Celebrate National Breast Cancer Awareness Month in October

Breast CancerBreast cancer is one of the most common cancers found in American women, other than skin cancers. So, to increase awareness regarding this, October is observed as National Breast Cancer Awareness Month (NBCAM) (October 1-October 31). NBCAM is an annual international health campaign organized by major breast cancer charities every October to increase awareness of the disease and to raise funds for research into its cause, prevention, diagnosis, treatment and cure. The campaign also offers information and support to those affected by breast cancer. This awareness campaign was founded in 1985 in October as a partnership between the American Cancer Society and the pharmaceutical division of Imperial Chemical Industries.

According to the U.S. Department of Health and Human Services, about one in eight women born today in the U.S. is likely to develop breast cancer at some point of time, because currently, the average risk of a woman in the United States developing breast cancer sometime in her life is about 12%. Breast Cancer Awareness Month helps to increase attention and support for the awareness, early detection and treatment as well as palliative care of this disease. One of the major aims of NBCAM from the beginning has been to promote mammography as the most effective weapon in the fight against breast cancer, because the prerequisite is early detection. Such awareness programs can help many women fight and survive this particular disease because they become knowledgeable about early detection procedures and how symptoms can be managed successfully with advanced treatments.

Let’s look at certain common myths that exist about breast cancer, and the actual facts.

Myth 1.

Breast cancer is hereditary:

Many people believe that a woman who has a family history of breast cancer is more likely to get this disease in future. But the fact is that only about 5% to 10% of breast cancers are considered hereditary, which means they are caused by abnormal genes passed from parent to child. Lifestyle and environmental factors can have an impact on breast cancer risk.

Myth 2.

All lumps are cancerous:

A lump is not always cancerous, in fact only a small percentage of breast lumps turn out to be cancer. But if you find a lump in your breast don’t ignore it, instead visit a physician for a clinical breast exam. It’s always good to be concerned in such matters; with the help of breast imaging studies your physician can figure out whether the lump is dangerous or not.

Myth 3.

Bras can be a reason for breast cancer:

According to healthline, a 2014 study showed no significant difference in risk of breast cancer between women wearing and not wearing bras with underwire. The connection between bras and breast cancer isn’t supported by any reputable, peer-reviewed epidemiological journal.

Myth 4.

Antiperspirants and deodorants cause breast cancer:

The U.S. Food and Drug Administration doesn’t have any proof that ingredients in underarm deodorants and antiperspirants cause cancer. Moreover, there is no significant evidence to support the claim that antiperspirants cause breast cancer, either due to toxin buildup or aluminum exposure, because according to the National Cancer Institute, no scientific research has shown that use of deodorants or antiperspirants results in breast cancer.

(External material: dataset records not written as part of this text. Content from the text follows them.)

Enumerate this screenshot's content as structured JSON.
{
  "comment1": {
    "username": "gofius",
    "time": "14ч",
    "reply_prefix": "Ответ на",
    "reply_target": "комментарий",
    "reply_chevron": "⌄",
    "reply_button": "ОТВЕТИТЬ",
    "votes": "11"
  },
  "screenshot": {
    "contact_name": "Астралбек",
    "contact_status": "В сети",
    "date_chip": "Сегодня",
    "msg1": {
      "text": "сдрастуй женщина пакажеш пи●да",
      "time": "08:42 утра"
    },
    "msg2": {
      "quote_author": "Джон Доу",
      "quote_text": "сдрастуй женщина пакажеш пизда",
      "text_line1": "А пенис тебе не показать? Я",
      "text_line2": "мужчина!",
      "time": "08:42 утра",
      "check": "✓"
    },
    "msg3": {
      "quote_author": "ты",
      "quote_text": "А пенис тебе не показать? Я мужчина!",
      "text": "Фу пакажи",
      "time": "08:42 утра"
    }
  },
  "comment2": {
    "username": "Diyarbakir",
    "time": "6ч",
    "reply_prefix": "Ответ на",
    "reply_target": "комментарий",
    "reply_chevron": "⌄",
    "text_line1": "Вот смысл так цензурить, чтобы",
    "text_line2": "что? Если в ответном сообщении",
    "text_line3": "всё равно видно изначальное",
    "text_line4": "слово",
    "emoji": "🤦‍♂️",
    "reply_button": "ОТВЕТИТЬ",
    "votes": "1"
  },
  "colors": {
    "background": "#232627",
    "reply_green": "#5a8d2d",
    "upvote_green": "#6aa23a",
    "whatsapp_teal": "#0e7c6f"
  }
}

Myth 5.

Only women get breast cancer:

Breast cancer occurs almost entirely in women, but men too can also get breast cancer. Even though breast cancer in women is approximately 100 times more common than in men, according to healthline, the American Cancer Society estimates that about 2,550 new cases of invasive breast cancer in men will be diagnosed in 2018. Men should also check themselves periodically by doing a breast self-exam while in the shower and report any changes to their physicians.

Early detection of breast cancer is important to avoid further complications. According to the National Breast Cancer Foundation, “when breast cancer is detected early and is in the localized stage, the 5-year relative survival rate is 98%. Early detection includes doing monthly breast self-exams and scheduling regular clinical breast exams and mammograms.”